Every year when Sunshine Week rolls around, it seems there is some open government issue under discussion that is of great importance to the public. In Connecticut this year, the freedom of information issue under statewide discussion is a bill pending in the Legislature that if passed would reduce the information available to the public from police investigations. 

Godot

Is bottled water a good idea?

The most valuable natural resource on the planet besides air, fresh water is becoming scarcer throughout the world. Over 2 billion people worldwide lack access to safe, potable drinking water. In the Middle East and elsewhere, the lack of water has fueled the frequent wars of recent times. Climate change and unsustainable agricultural practices are reducing the supply of available water, and the ability to grow food, for much of the increasing world population.

Cohousing, a true path to sustainable living

I recently met with Doris Chevron over coffee to talk cohousing.  Doris, a Sharon resident and former editor-at-large at Architectural Digest, is part of a growing group of local residents meeting with me monthly to discuss how cohousing could be a good housing option in our Northwest Corner. As an architect, I believe cohousing can address some of our current housing needs, while bringing social connections, shared resources, and caring support right outside the front door. 

A volunteer’s view from Tijuana: The long, uncertain slog to ‘the other side’

Part 1 of 2

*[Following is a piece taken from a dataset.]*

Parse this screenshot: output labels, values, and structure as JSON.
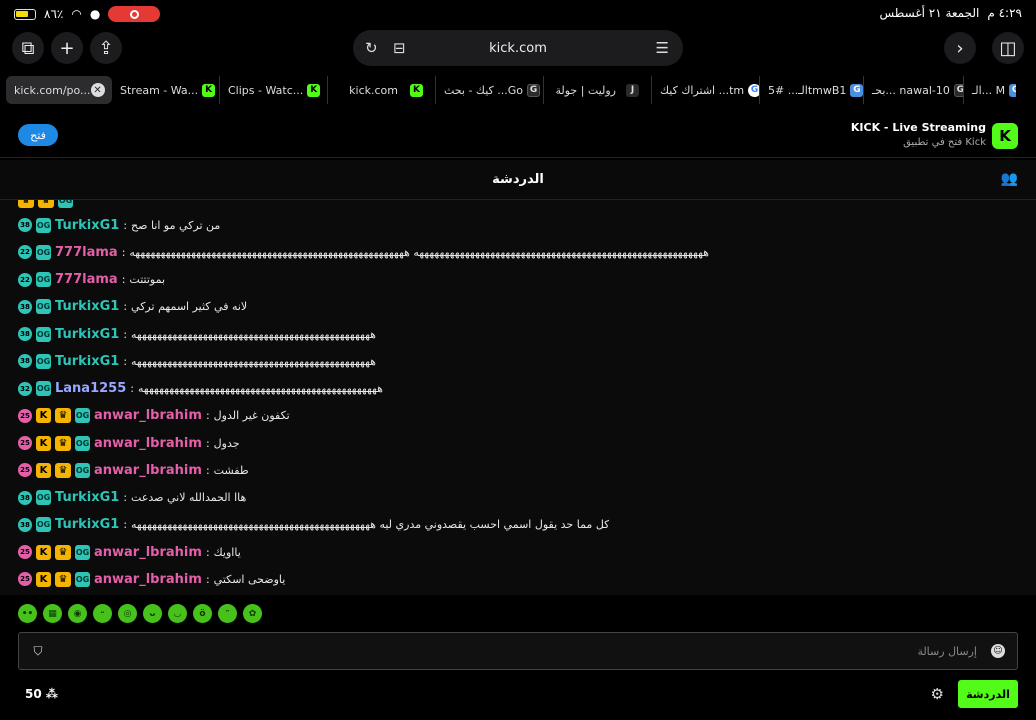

Note from the author: This series is based on a long face-to-face interview with Sharon resident Abby Nathanson, clarifications she provided in response to emailed questions, as well as photos, statistics, and several articles Abby sent to enrich my piece. Finally, my understanding of the asylum process was augmented by news articles on Tijuana and immigration at the southern border.